[Interface dataset entries]

>>>>>

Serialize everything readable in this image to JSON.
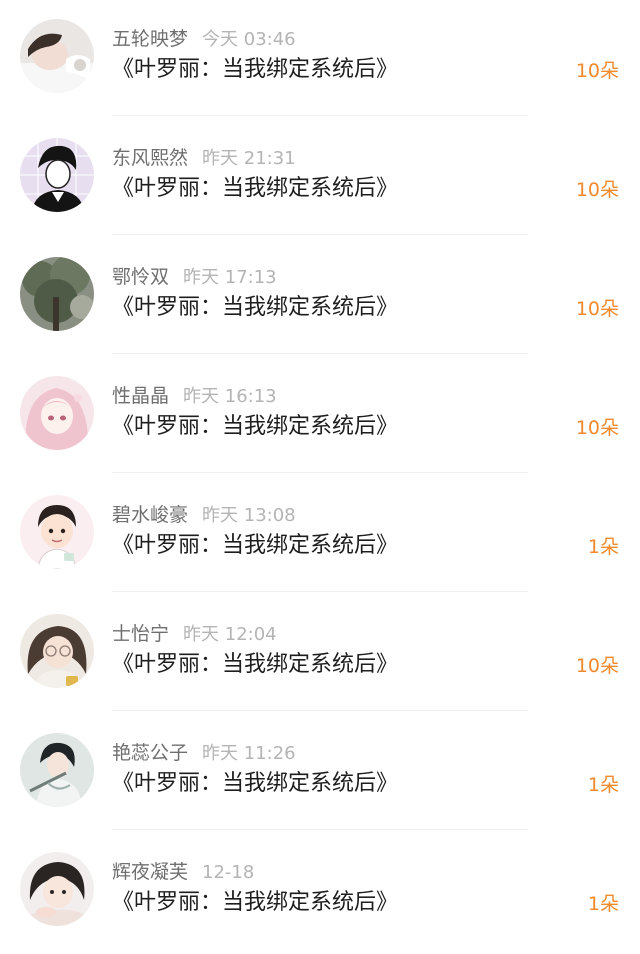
{
  "gifts": [
    {
      "name": "五轮映梦",
      "time": "今天 03:46",
      "book": "《叶罗丽：当我绑定系统后》",
      "count": "10朵"
    },
    {
      "name": "东风熙然",
      "time": "昨天 21:31",
      "book": "《叶罗丽：当我绑定系统后》",
      "count": "10朵"
    },
    {
      "name": "鄂怜双",
      "time": "昨天 17:13",
      "book": "《叶罗丽：当我绑定系统后》",
      "count": "10朵"
    },
    {
      "name": "性晶晶",
      "time": "昨天 16:13",
      "book": "《叶罗丽：当我绑定系统后》",
      "count": "10朵"
    },
    {
      "name": "碧水峻豪",
      "time": "昨天 13:08",
      "book": "《叶罗丽：当我绑定系统后》",
      "count": "1朵"
    },
    {
      "name": "士怡宁",
      "time": "昨天 12:04",
      "book": "《叶罗丽：当我绑定系统后》",
      "count": "10朵"
    },
    {
      "name": "艳蕊公子",
      "time": "昨天 11:26",
      "book": "《叶罗丽：当我绑定系统后》",
      "count": "1朵"
    },
    {
      "name": "辉夜凝芙",
      "time": "12-18",
      "book": "《叶罗丽：当我绑定系统后》",
      "count": "1朵"
    }
  ],
  "colors": {
    "username": "#6f6f6f",
    "timestamp": "#b4b4b4",
    "book_title": "#1e1e1e",
    "gift_count": "#f08a2c",
    "divider": "#f1f1f1"
  }
}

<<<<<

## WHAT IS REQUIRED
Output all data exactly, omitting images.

## ANSWER SECTION
Serialize everything readable in this image to JSON.
{
  "gifts": [
    {
      "name": "五轮映梦",
      "time": "今天 03:46",
      "book": "《叶罗丽：当我绑定系统后》",
      "count": "10朵"
    },
    {
      "name": "东风熙然",
      "time": "昨天 21:31",
      "book": "《叶罗丽：当我绑定系统后》",
      "count": "10朵"
    },
    {
      "name": "鄂怜双",
      "time": "昨天 17:13",
      "book": "《叶罗丽：当我绑定系统后》",
      "count": "10朵"
    },
    {
      "name": "性晶晶",
      "time": "昨天 16:13",
      "book": "《叶罗丽：当我绑定系统后》",
      "count": "10朵"
    },
    {
      "name": "碧水峻豪",
      "time": "昨天 13:08",
      "book": "《叶罗丽：当我绑定系统后》",
      "count": "1朵"
    },
    {
      "name": "士怡宁",
      "time": "昨天 12:04",
      "book": "《叶罗丽：当我绑定系统后》",
      "count": "10朵"
    },
    {
      "name": "艳蕊公子",
      "time": "昨天 11:26",
      "book": "《叶罗丽：当我绑定系统后》",
      "count": "1朵"
    },
    {
      "name": "辉夜凝芙",
      "time": "12-18",
      "book": "《叶罗丽：当我绑定系统后》",
      "count": "1朵"
    }
  ],
  "colors": {
    "username": "#6f6f6f",
    "timestamp": "#b4b4b4",
    "book_title": "#1e1e1e",
    "gift_count": "#f08a2c",
    "divider": "#f1f1f1"
  }
}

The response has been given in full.